The current Business Week has two good examples. An adulatory story about the "Apple ecosystem" (Welcome to Planet Apple, which ran as Welcome to Apple World in hard copy) describes how the company has built its network of partners. Implicit is Iansiti and Levien's notion that the most influential companies are "keystone species in an ecosystem." As I argued in Eco mumbo jumbo, the analogy is flawed in a long list of ways. For example: species don't choose to be keystones; companies interact vountarily, but one organism consumes another against its will; and biological systems have neither goals nor external regulators, whereas industries have both.
The ecosystem analogy is used unthinkingly in this story, judging by the hodgpodge of other metaphors that are used: "[the] ecosystem has morphed from a sad little high-tech shtetl into a global empire," "[its] new flock of partners," "a gated, elitist community," "the insular world of the Mac," "the Apple orchard . . . is still no Eden." Note, though, that most of them refer to places, with a nod to nature.
To get a sense of what's really going on when the ecosystem metaphor is used, let's look at another story, Look Who's Fighting Patent Reform.
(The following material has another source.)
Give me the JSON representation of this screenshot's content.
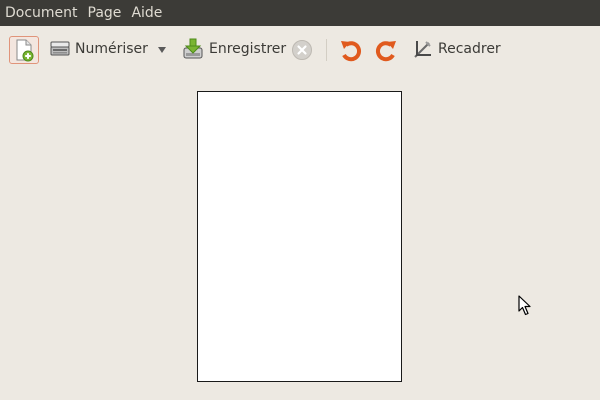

Computing companies have been pushing for patent reform on Capitol Hill, but "[t]he past few weeks have brought an unexpected surge of opposition from what one lobbyist calls the 'innovation ecosystem'—a sprawling network of entrepreneurs, venture capitalists, trade groups, drug and medical equipment manufacturers, engineering societies, and research universities." It's a term used by the special pleader. The only substantive resemblance to an ecosystem is that these groups connect to each other in network. The rhetorical benefit, though, is to invoke the commonplace Nature Is Good. Nature is unspoiled, bountiful, self-regulating: the antithesis of concrete-covered recklessly-regulating partisan politicking. Nature is a metaphor that appeals to both sides of the political divide: it's organic, but competitive; it's an inter-related, but dynamic; it's nurturing, but stern in its consequences. It's therefore ideal when trying to put a halo around an otherwise unsympathetic subject.